Recorded data:
■ ■ ■ ■
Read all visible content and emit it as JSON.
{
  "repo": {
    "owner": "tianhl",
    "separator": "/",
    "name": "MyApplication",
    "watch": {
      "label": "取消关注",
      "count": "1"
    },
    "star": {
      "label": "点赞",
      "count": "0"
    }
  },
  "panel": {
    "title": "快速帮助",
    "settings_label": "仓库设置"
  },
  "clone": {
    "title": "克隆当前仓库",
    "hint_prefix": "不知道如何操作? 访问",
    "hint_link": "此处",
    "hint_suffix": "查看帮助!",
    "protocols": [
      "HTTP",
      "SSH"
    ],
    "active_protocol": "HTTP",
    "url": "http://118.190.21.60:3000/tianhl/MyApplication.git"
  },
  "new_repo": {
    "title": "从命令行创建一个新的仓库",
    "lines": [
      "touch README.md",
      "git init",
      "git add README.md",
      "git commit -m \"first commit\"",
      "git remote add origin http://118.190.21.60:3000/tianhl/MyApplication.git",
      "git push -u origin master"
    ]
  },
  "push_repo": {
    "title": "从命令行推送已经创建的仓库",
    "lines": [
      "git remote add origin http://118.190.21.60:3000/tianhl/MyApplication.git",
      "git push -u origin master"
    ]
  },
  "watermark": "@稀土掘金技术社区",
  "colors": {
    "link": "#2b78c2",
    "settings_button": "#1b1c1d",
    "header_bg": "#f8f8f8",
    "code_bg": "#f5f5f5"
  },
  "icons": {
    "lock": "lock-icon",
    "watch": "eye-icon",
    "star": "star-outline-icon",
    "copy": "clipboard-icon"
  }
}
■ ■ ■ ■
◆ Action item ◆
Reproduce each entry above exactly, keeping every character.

◆ Output for this task ◆
Read all visible content and emit it as JSON.
{
  "repo": {
    "owner": "tianhl",
    "separator": "/",
    "name": "MyApplication",
    "watch": {
      "label": "取消关注",
      "count": "1"
    },
    "star": {
      "label": "点赞",
      "count": "0"
    }
  },
  "panel": {
    "title": "快速帮助",
    "settings_label": "仓库设置"
  },
  "clone": {
    "title": "克隆当前仓库",
    "hint_prefix": "不知道如何操作? 访问",
    "hint_link": "此处",
    "hint_suffix": "查看帮助!",
    "protocols": [
      "HTTP",
      "SSH"
    ],
    "active_protocol": "HTTP",
    "url": "http://118.190.21.60:3000/tianhl/MyApplication.git"
  },
  "new_repo": {
    "title": "从命令行创建一个新的仓库",
    "lines": [
      "touch README.md",
      "git init",
      "git add README.md",
      "git commit -m \"first commit\"",
      "git remote add origin http://118.190.21.60:3000/tianhl/MyApplication.git",
      "git push -u origin master"
    ]
  },
  "push_repo": {
    "title": "从命令行推送已经创建的仓库",
    "lines": [
      "git remote add origin http://118.190.21.60:3000/tianhl/MyApplication.git",
      "git push -u origin master"
    ]
  },
  "watermark": "@稀土掘金技术社区",
  "colors": {
    "link": "#2b78c2",
    "settings_button": "#1b1c1d",
    "header_bg": "#f8f8f8",
    "code_bg": "#f5f5f5"
  },
  "icons": {
    "lock": "lock-icon",
    "watch": "eye-icon",
    "star": "star-outline-icon",
    "copy": "clipboard-icon"
  }
}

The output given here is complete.